In the same way, Eerkens' narration of how her mother lived after the war is difficult to accept uncritically. Else and her sisters are passed from home to home while her parents serve out their prison terms. Her mother, given a shorter sentence, builds a life for her children out of sweat and blood after she is freed. Even after her father is released, the whole family undergoes hardship. It is genuinely awful to grow up this way. Given the minimal involvement her parents had with the party, it's not fair that they were treated like lepers — no one would hire them, no one would lodge them, no one would grant them credit. But this unfairness pales in comparison with entire families, entire towns, wiped out across Europe.

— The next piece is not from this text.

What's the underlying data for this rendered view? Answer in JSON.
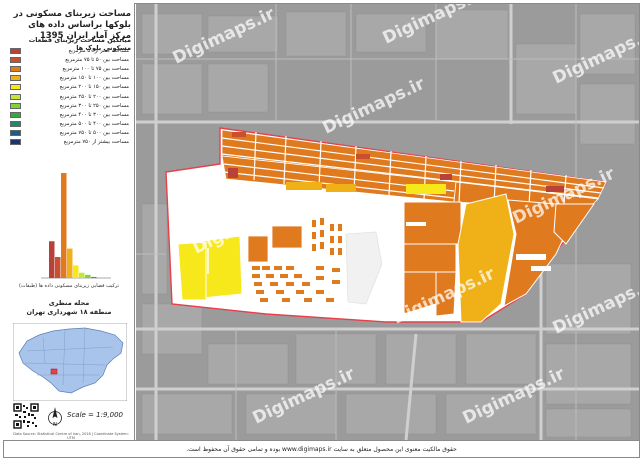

Of course, everything pales in comparison with the Holocaust. Nothing is so terrible; nothing ever will be. Any other suffering becomes a mere stubbed toe. The stories of Eerkens' parents are truly interesting, even inspiring, and all the more worth reading for being so rarely told. Yet this book, despite its careful questioning and consideration and analysis, feels profoundly tone-deaf. Eerkens delves into trauma and epigenetics and relates her parents' wartime experiences to their struggles with hoarding and food insecurity throughout their adult lives. Such stories are, not coincidentally, also told by Holocaust survivors and their families. Eerkens indicates that she has considered the question of who gets to speak, whose stories are privileged, but her conclusion does not satisfy:

"While the direct victims of the Nazis had government-sponsored therapy and organizations to help them attempt to recover from their trauma beginning immediately after the war, for a long time it was not acknowledged that the children of collaborators were indirect victims of the Nazis too."

This quote is not without pages of context, and a great many well-tuned sentences explaining the soul-searching it has taken for Eerkens to write it. She argues that history should not be rendered in extremes, that war harms everyone swept up in it, and that "we should be able to hold two truths at once." All of which is true. But comparing Holocaust survivors to the children of Nazi collaborators is not the only quote to put a bad taste in the reader's mouth: "I find it frustrating that I must always grapple with the evils of colonialism first when writing about my father's war experience at the hands of the Japanese." Can the people who lived and died under those evils for centuries have sympathy for her frustration? The voices of those who cannot tell their stories create a deafening silence, one Eerkens breaks, for better or worse, by telling her own.

Of course, there ought to be room in the world for stories from all narrative angles of a war. Perhaps seven or eight decades is enough time that those other angles can start appearing without the reader feeling uneasy. The surest way to repeat history is not to read it; forgetting the existence of men like Eerkens' grandfather, who joined the party out of idealism and then couldn't extricate himself when he perceived its horrific direction, is how we find ourselves in complicity with fascism seven or eight decades later.

And certainly there is no shortage of Holocaust memoirs and histories, no failure to recognize what Europe both suffered and perpetrated during those years. In this one case, the oppressed side of the story has been adequately told. Yet some conflicts are simply too harmful to gin up sympathy for the oppressor. (Does the world want a nuanced memoir of a Southern family that lived in wealth and comfort until about 1861, after which it faced the destruction of the only world it had known?) Some bad choices, some trauma, whether cultural or individual, may be better laid quietly to rest than drawn out into the day, where the light of judgment shines so brightly, so harshly.

All Ships Follow Me is a well-written, well-paced, meticulously researched book, and it engenders challenging questions about who gets to speak and why. But it's a very difficult book to endorse, or to justify.


Katharine Coldiron's work has appeared in Ms., the Guardian, The Washington Post, LARB and the Rumpus, among other places. Her novella, Ceremonials, is forthcoming from Kernpunkt Press in 2020. Find her at kcoldiron.com or on Twitter @ferrifrigida.